* Given data
______

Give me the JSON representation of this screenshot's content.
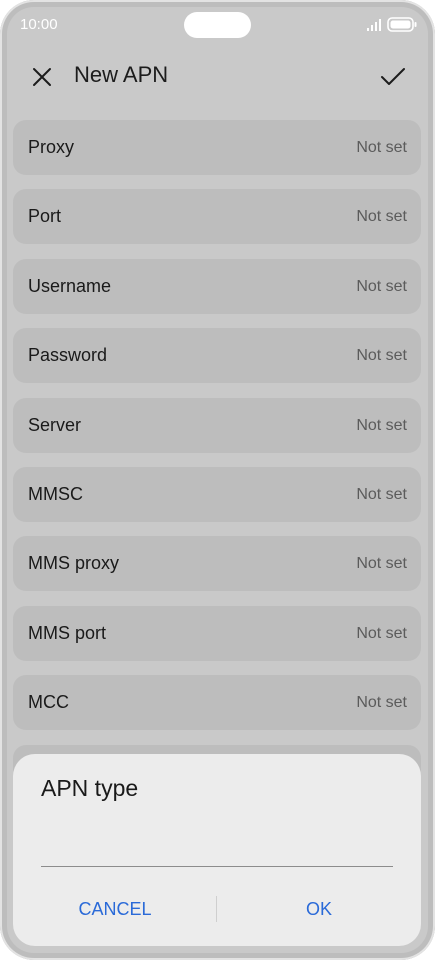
{
  "status_bar": {
    "time": "10:00",
    "icons": [
      "signal-icon",
      "battery-icon"
    ]
  },
  "app_bar": {
    "title": "New APN",
    "close_icon": "close-icon",
    "confirm_icon": "check-icon"
  },
  "settings": [
    {
      "label": "Proxy",
      "value": "Not set"
    },
    {
      "label": "Port",
      "value": "Not set"
    },
    {
      "label": "Username",
      "value": "Not set"
    },
    {
      "label": "Password",
      "value": "Not set"
    },
    {
      "label": "Server",
      "value": "Not set"
    },
    {
      "label": "MMSC",
      "value": "Not set"
    },
    {
      "label": "MMS proxy",
      "value": "Not set"
    },
    {
      "label": "MMS port",
      "value": "Not set"
    },
    {
      "label": "MCC",
      "value": "Not set"
    }
  ],
  "dialog": {
    "title": "APN type",
    "input_value": "",
    "cancel_label": "CANCEL",
    "ok_label": "OK"
  },
  "colors": {
    "accent": "#2a6ad8",
    "scrim_background": "#c9c9c9",
    "row_background": "#bdbdbd",
    "dialog_background": "#ececec"
  }
}
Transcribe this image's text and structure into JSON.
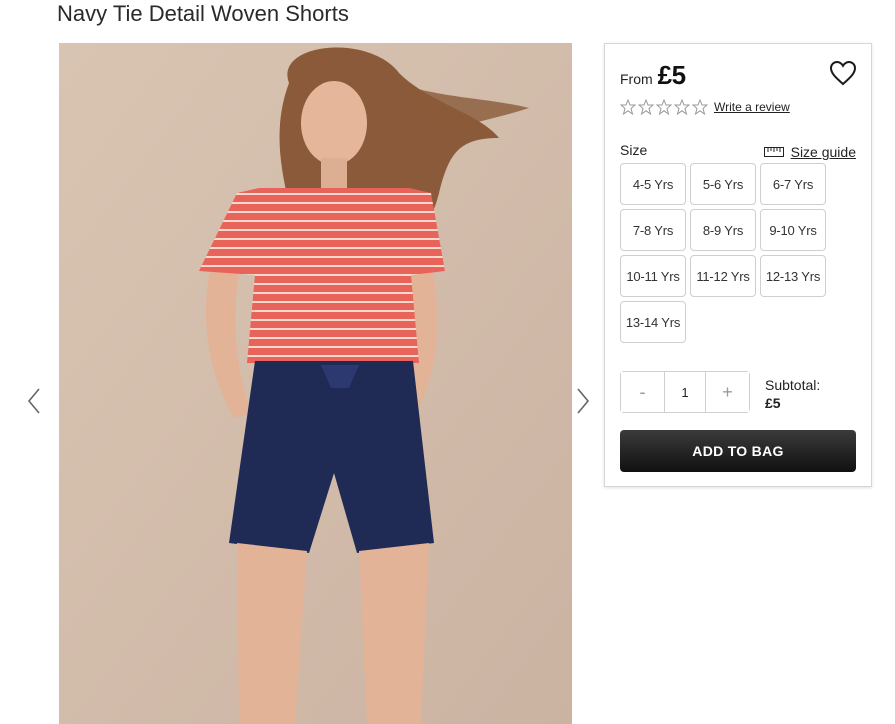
{
  "product": {
    "title": "Navy Tie Detail Woven Shorts",
    "image_alt": "Girl wearing coral striped top and navy woven shorts"
  },
  "gallery": {
    "prev_icon": "chevron-left-icon",
    "next_icon": "chevron-right-icon"
  },
  "price": {
    "from_label": "From",
    "value": "£5"
  },
  "wishlist": {
    "icon": "heart-icon"
  },
  "rating": {
    "stars_filled": 0,
    "stars_total": 5,
    "write_review_label": "Write a review"
  },
  "size": {
    "label": "Size",
    "guide_label": "Size guide",
    "guide_icon": "ruler-icon",
    "options": [
      "4-5 Yrs",
      "5-6 Yrs",
      "6-7 Yrs",
      "7-8 Yrs",
      "8-9 Yrs",
      "9-10 Yrs",
      "10-11 Yrs",
      "11-12 Yrs",
      "12-13 Yrs",
      "13-14 Yrs"
    ]
  },
  "quantity": {
    "minus_label": "-",
    "value": "1",
    "plus_label": "+"
  },
  "subtotal": {
    "label": "Subtotal:",
    "value": "£5"
  },
  "add_to_bag": {
    "label": "ADD TO BAG"
  },
  "colors": {
    "button_dark": "#1a1a1a",
    "border": "#cfcfcf",
    "photo_background": "#d7c2b1",
    "top_coral": "#e8645a",
    "shorts_navy": "#1f2a55"
  }
}
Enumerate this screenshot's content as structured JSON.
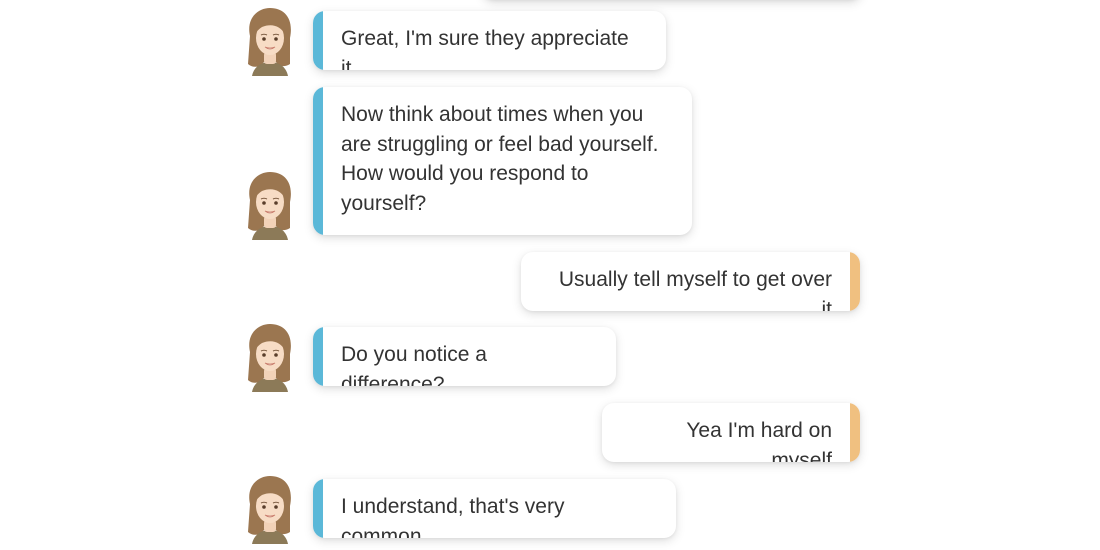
{
  "colors": {
    "bot_accent": "#5bb8d8",
    "user_accent": "#f0c080",
    "text": "#333333",
    "background": "#ffffff"
  },
  "chat": {
    "messages": [
      {
        "sender": "bot",
        "text": "Great, I'm sure they appreciate it",
        "avatar_icon": "female-coach-avatar-icon"
      },
      {
        "sender": "bot",
        "text": "Now think about times when you\nare struggling or feel bad yourself.\nHow would you respond to\nyourself?",
        "avatar_icon": "female-coach-avatar-icon"
      },
      {
        "sender": "user",
        "text": "Usually tell myself to get over it"
      },
      {
        "sender": "bot",
        "text": "Do you notice a difference?",
        "avatar_icon": "female-coach-avatar-icon"
      },
      {
        "sender": "user",
        "text": "Yea I'm hard on myself"
      },
      {
        "sender": "bot",
        "text": "I understand, that's very common.",
        "avatar_icon": "female-coach-avatar-icon"
      }
    ]
  }
}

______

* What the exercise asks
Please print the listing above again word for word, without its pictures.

* Exercise solution
Give me the JSON representation of this screenshot's content.
{
  "status_bar": {
    "time": "10:00",
    "icons": [
      "signal-icon",
      "battery-icon"
    ]
  },
  "app_bar": {
    "title": "New APN",
    "close_icon": "close-icon",
    "confirm_icon": "check-icon"
  },
  "settings": [
    {
      "label": "Proxy",
      "value": "Not set"
    },
    {
      "label": "Port",
      "value": "Not set"
    },
    {
      "label": "Username",
      "value": "Not set"
    },
    {
      "label": "Password",
      "value": "Not set"
    },
    {
      "label": "Server",
      "value": "Not set"
    },
    {
      "label": "MMSC",
      "value": "Not set"
    },
    {
      "label": "MMS proxy",
      "value": "Not set"
    },
    {
      "label": "MMS port",
      "value": "Not set"
    },
    {
      "label": "MCC",
      "value": "Not set"
    }
  ],
  "dialog": {
    "title": "APN type",
    "input_value": "",
    "cancel_label": "CANCEL",
    "ok_label": "OK"
  },
  "colors": {
    "accent": "#2a6ad8",
    "scrim_background": "#c9c9c9",
    "row_background": "#bdbdbd",
    "dialog_background": "#ececec"
  }
}
Transcribe this image's text and structure into JSON.
{
  "product": {
    "title": "Navy Tie Detail Woven Shorts",
    "image_alt": "Girl wearing coral striped top and navy woven shorts"
  },
  "gallery": {
    "prev_icon": "chevron-left-icon",
    "next_icon": "chevron-right-icon"
  },
  "price": {
    "from_label": "From",
    "value": "£5"
  },
  "wishlist": {
    "icon": "heart-icon"
  },
  "rating": {
    "stars_filled": 0,
    "stars_total": 5,
    "write_review_label": "Write a review"
  },
  "size": {
    "label": "Size",
    "guide_label": "Size guide",
    "guide_icon": "ruler-icon",
    "options": [
      "4-5 Yrs",
      "5-6 Yrs",
      "6-7 Yrs",
      "7-8 Yrs",
      "8-9 Yrs",
      "9-10 Yrs",
      "10-11 Yrs",
      "11-12 Yrs",
      "12-13 Yrs",
      "13-14 Yrs"
    ]
  },
  "quantity": {
    "minus_label": "-",
    "value": "1",
    "plus_label": "+"
  },
  "subtotal": {
    "label": "Subtotal:",
    "value": "£5"
  },
  "add_to_bag": {
    "label": "ADD TO BAG"
  },
  "colors": {
    "button_dark": "#1a1a1a",
    "border": "#cfcfcf",
    "photo_background": "#d7c2b1",
    "top_coral": "#e8645a",
    "shorts_navy": "#1f2a55"
  }
}
Enumerate this screenshot's content as structured JSON.
{
  "colors": {
    "bot_accent": "#5bb8d8",
    "user_accent": "#f0c080",
    "text": "#333333",
    "background": "#ffffff"
  },
  "chat": {
    "messages": [
      {
        "sender": "bot",
        "text": "Great, I'm sure they appreciate it",
        "avatar_icon": "female-coach-avatar-icon"
      },
      {
        "sender": "bot",
        "text": "Now think about times when you\nare struggling or feel bad yourself.\nHow would you respond to\nyourself?",
        "avatar_icon": "female-coach-avatar-icon"
      },
      {
        "sender": "user",
        "text": "Usually tell myself to get over it"
      },
      {
        "sender": "bot",
        "text": "Do you notice a difference?",
        "avatar_icon": "female-coach-avatar-icon"
      },
      {
        "sender": "user",
        "text": "Yea I'm hard on myself"
      },
      {
        "sender": "bot",
        "text": "I understand, that's very common.",
        "avatar_icon": "female-coach-avatar-icon"
      }
    ]
  }
}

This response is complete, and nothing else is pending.